My random thoughts on societal risks

A certain heart-wrenching and gruesome event that happened very recently and the subsequent findings by the police / investigation agencies (read here: // will touch the hearts of any good person (of whichever country / religion / caste / creed or colour). What is more shocking is that out of the four accused persons, one of them is a minor boy aged about 15 years.

Another 35-year-old woman was also burnt alive and the body found in a couple of days after the above incident and close to the same venue.

It makes me wonder where we are going wrong all the time in preventing tortures and crimes against women. In my opinion, “women at risk” is a topic today than even discussions about mitigating business risks should take a back seat for some time.

Catching the culprits and snuffing out their lives through capital punishment is only momentary solace and will seem quick justice to the parents and loved ones of the deceased. There are and there will be many more offenders lurking for an opportunity to assault women for whatever reasons. This is true because after the shocking “Nirbhaya rape and murder” that shook the nation a couple of years ago, such an incident has happened again.

  • Is it the victim’s fault that she was a good-looking young girl?
  • Is it wrong that she was in a profession that required her to work late evening?
  • Can you lay the blame that she was unaccompanied by a chaperon at that time?
  • Is it right to say that women should never venture out alone after sunset?

Societal and family values play a major factor in bringing in awareness about how and why you should respect women. It might seem that too much advice by parents and teachers will not work with young minds. But just remember the good old days when children had enough attention at home (either parents, grandparents, uncles and aunts, etc.). The effect of strong familial values goes a long way into the development of the human psyche.

We are living in a fast-paced society where working parents and nuclear families have little or no time to devote to child development (and I mean all-round development – not just academics and scoring high ranks).  In such a situation, teaching fundamental values of life begins at schools and educational institutions. Parental guidance / counselling on raising children should start at the grassroots at all levels – irrespective of which economic strata they belong to.

We also need to strongly question why some common risk factors are not taken seriously by the Government / local administration and police, such as

  • desolate places without enough lighting,
  • no vigorous night police patrolling at such places,
  • no quick response mechanism or follow-up by the local police when incident is reported,
  • poor enforcement of the law and delayed justice in courts,
  • biased opinions by media based on religion and politics that subverts the very motive of the crime.

We, as responsible citizens, owe it to ourselves to deal with the issue of why women are at risk and what we could do to mitigate the same to prevent such dastardly crimes from happening.

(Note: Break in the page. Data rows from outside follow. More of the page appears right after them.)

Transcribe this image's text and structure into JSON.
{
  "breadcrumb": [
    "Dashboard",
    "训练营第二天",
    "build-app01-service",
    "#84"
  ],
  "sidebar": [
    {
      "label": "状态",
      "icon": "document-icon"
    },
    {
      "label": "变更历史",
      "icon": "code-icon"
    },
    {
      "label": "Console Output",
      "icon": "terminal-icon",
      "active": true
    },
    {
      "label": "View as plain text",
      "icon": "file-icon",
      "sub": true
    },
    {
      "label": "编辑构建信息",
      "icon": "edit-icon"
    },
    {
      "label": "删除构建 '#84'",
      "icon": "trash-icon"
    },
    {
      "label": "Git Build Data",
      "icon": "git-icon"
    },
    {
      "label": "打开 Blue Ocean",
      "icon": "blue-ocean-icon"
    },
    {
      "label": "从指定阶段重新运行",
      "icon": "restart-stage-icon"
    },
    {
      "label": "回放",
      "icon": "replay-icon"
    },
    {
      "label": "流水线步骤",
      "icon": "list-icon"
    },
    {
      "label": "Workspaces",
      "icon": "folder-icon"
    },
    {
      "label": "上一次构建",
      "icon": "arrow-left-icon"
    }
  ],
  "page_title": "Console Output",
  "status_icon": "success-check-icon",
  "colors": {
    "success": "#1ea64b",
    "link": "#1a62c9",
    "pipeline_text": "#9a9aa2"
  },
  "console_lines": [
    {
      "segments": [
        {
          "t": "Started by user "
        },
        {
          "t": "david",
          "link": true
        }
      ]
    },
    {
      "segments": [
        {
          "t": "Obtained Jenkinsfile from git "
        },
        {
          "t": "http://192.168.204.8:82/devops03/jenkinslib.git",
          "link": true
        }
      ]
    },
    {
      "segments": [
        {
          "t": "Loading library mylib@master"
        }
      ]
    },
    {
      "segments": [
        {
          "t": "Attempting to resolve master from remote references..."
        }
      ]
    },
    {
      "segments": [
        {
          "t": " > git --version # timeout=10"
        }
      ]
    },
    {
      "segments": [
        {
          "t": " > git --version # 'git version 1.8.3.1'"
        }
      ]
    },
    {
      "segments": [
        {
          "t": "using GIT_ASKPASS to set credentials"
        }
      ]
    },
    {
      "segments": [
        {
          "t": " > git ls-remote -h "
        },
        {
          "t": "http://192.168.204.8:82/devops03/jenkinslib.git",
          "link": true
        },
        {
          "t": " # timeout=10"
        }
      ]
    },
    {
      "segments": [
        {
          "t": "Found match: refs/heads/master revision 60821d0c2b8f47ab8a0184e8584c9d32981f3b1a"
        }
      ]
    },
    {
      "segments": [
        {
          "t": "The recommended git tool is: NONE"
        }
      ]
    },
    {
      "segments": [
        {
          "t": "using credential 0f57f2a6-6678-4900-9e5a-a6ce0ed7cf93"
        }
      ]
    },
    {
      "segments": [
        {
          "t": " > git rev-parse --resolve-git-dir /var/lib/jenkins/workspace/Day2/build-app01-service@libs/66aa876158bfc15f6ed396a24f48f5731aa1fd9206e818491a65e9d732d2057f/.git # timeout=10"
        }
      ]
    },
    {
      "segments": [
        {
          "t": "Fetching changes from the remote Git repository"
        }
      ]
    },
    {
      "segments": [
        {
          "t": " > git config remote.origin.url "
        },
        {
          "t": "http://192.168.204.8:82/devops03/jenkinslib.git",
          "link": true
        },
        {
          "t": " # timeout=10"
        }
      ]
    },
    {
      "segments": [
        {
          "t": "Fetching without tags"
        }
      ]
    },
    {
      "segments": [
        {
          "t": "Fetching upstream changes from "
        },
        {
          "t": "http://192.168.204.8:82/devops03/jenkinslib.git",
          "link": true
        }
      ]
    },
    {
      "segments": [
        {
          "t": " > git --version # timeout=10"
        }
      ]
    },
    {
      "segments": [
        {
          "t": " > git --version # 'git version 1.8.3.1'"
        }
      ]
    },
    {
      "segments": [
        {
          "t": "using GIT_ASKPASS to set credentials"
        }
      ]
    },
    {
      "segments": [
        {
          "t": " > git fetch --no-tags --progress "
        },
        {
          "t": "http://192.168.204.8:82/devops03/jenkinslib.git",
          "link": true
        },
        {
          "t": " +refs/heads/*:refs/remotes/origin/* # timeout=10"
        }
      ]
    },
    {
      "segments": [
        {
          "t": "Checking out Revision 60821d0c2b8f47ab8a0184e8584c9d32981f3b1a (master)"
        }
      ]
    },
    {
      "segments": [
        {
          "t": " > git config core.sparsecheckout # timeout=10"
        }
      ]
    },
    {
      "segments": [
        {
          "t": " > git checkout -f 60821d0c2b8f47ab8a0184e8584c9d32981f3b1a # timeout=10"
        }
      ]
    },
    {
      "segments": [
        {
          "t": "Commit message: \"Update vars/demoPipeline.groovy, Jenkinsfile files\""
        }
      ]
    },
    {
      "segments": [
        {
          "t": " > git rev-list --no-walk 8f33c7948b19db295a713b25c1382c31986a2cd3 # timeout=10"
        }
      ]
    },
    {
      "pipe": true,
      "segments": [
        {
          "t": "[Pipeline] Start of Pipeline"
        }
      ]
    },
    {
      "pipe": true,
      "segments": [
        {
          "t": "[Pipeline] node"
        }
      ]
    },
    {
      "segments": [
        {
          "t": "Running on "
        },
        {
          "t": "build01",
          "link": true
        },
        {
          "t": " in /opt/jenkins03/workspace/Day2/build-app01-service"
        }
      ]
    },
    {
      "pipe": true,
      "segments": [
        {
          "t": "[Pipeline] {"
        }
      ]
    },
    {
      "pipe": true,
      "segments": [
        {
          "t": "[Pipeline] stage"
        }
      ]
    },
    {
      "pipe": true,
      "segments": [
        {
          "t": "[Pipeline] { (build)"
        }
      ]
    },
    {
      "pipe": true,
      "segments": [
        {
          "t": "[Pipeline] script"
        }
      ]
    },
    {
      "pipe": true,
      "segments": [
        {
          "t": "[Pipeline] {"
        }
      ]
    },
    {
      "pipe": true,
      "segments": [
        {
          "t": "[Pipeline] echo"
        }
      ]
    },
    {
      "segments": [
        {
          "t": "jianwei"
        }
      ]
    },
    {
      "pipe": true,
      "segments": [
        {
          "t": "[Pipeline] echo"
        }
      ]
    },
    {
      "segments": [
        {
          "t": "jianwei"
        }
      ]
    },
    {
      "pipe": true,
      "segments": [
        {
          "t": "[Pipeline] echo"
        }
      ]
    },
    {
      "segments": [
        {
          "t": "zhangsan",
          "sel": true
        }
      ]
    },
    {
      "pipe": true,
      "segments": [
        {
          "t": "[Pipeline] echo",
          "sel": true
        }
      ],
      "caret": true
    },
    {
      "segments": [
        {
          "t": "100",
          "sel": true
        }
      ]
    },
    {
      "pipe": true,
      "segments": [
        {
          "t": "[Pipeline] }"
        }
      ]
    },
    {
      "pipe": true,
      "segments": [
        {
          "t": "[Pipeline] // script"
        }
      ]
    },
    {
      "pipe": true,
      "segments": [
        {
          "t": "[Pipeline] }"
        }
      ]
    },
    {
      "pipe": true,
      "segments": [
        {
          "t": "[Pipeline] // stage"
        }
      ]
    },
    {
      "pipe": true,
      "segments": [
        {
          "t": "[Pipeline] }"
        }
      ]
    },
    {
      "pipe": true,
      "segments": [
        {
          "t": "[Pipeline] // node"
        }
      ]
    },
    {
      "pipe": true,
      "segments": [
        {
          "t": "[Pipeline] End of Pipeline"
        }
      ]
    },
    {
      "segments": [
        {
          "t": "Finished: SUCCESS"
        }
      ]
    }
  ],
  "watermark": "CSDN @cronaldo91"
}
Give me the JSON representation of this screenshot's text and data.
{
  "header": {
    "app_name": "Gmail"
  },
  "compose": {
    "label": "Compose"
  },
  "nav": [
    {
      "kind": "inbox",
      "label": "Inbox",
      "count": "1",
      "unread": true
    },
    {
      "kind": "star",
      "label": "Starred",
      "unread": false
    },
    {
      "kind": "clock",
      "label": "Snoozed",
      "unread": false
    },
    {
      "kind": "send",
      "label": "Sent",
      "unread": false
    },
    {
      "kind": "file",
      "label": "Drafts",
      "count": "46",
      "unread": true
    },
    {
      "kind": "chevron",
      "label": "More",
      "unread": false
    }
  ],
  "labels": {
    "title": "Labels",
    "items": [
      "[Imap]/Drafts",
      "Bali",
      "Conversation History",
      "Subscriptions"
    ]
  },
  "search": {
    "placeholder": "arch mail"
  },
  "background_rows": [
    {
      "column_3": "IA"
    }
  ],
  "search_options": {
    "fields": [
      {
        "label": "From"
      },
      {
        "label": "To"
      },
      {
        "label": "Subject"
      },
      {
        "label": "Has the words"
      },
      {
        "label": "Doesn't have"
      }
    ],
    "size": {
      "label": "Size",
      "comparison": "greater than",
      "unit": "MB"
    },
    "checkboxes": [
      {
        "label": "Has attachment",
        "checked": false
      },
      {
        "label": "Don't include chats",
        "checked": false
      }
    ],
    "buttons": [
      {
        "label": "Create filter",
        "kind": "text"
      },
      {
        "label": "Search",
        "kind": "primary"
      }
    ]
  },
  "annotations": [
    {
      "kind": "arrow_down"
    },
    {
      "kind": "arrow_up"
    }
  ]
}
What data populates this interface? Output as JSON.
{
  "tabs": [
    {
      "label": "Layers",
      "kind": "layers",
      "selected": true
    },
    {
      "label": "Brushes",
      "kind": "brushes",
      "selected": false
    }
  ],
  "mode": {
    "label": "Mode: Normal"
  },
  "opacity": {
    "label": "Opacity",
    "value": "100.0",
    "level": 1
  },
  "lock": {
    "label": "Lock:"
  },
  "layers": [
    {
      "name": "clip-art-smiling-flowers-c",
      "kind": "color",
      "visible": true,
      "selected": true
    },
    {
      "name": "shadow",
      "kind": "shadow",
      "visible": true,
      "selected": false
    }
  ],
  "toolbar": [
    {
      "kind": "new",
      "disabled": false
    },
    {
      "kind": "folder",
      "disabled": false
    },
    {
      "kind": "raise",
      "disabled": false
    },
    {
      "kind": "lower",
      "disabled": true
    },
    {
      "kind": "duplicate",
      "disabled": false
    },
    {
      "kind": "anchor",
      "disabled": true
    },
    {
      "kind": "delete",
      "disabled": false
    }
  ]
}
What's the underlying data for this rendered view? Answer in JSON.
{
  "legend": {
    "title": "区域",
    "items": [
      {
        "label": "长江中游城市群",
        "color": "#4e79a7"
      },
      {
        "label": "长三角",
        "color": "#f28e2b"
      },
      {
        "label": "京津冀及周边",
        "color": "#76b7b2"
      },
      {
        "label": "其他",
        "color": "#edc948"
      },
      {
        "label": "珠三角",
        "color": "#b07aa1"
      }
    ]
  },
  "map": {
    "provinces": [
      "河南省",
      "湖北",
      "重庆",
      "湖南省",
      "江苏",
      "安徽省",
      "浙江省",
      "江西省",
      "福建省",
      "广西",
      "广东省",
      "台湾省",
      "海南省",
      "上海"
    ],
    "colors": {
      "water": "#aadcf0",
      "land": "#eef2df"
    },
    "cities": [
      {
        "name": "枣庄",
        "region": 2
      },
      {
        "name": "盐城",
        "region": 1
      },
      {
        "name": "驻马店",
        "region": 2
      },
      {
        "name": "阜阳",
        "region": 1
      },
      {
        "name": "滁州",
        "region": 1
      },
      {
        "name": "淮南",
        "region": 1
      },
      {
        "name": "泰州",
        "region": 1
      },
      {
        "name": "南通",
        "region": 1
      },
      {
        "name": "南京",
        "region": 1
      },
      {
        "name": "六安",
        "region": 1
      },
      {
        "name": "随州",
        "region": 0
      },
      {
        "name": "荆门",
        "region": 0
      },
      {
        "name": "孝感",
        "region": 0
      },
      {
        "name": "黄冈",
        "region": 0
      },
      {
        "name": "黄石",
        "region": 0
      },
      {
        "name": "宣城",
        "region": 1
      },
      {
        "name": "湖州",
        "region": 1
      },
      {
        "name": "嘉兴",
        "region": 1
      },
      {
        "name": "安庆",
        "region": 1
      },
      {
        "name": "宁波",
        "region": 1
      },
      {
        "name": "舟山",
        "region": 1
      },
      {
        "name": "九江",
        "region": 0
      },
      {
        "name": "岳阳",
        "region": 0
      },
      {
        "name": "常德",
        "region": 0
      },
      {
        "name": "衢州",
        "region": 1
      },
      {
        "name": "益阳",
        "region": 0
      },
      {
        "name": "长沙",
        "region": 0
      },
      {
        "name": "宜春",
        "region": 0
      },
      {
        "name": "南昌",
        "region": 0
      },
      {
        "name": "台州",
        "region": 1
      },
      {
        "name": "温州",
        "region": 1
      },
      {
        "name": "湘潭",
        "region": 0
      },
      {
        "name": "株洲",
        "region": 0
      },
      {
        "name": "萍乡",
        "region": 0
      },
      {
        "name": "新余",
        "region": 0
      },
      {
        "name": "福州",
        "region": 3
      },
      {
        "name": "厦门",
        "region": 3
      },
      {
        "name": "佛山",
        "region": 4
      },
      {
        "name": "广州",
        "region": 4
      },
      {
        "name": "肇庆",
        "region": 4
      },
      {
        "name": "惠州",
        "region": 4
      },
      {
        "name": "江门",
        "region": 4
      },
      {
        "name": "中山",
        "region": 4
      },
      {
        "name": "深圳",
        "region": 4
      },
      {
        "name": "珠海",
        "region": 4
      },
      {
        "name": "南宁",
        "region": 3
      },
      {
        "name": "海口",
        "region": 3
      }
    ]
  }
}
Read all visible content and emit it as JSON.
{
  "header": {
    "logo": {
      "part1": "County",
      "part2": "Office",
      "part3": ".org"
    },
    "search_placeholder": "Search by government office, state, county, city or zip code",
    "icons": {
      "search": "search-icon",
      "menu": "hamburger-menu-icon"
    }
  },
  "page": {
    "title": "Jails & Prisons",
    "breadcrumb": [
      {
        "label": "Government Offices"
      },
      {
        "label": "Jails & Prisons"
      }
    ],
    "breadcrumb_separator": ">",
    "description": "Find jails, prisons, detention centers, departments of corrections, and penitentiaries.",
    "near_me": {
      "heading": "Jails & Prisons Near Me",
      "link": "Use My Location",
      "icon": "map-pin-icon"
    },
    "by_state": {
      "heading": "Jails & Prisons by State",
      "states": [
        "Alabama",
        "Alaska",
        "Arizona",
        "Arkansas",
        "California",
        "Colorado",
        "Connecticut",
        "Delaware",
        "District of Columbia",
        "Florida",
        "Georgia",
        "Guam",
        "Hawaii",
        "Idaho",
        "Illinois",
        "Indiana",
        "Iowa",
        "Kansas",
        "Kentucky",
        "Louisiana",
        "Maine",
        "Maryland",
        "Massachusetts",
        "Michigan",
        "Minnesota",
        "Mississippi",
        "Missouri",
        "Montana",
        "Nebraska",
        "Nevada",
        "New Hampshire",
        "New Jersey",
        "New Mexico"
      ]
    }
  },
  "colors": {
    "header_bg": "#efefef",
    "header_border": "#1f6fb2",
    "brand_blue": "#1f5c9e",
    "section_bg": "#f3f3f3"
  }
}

There is no use expecting the Government to come to the rescue since this is a fabric woven by the society in which we live and education must start in each and every home.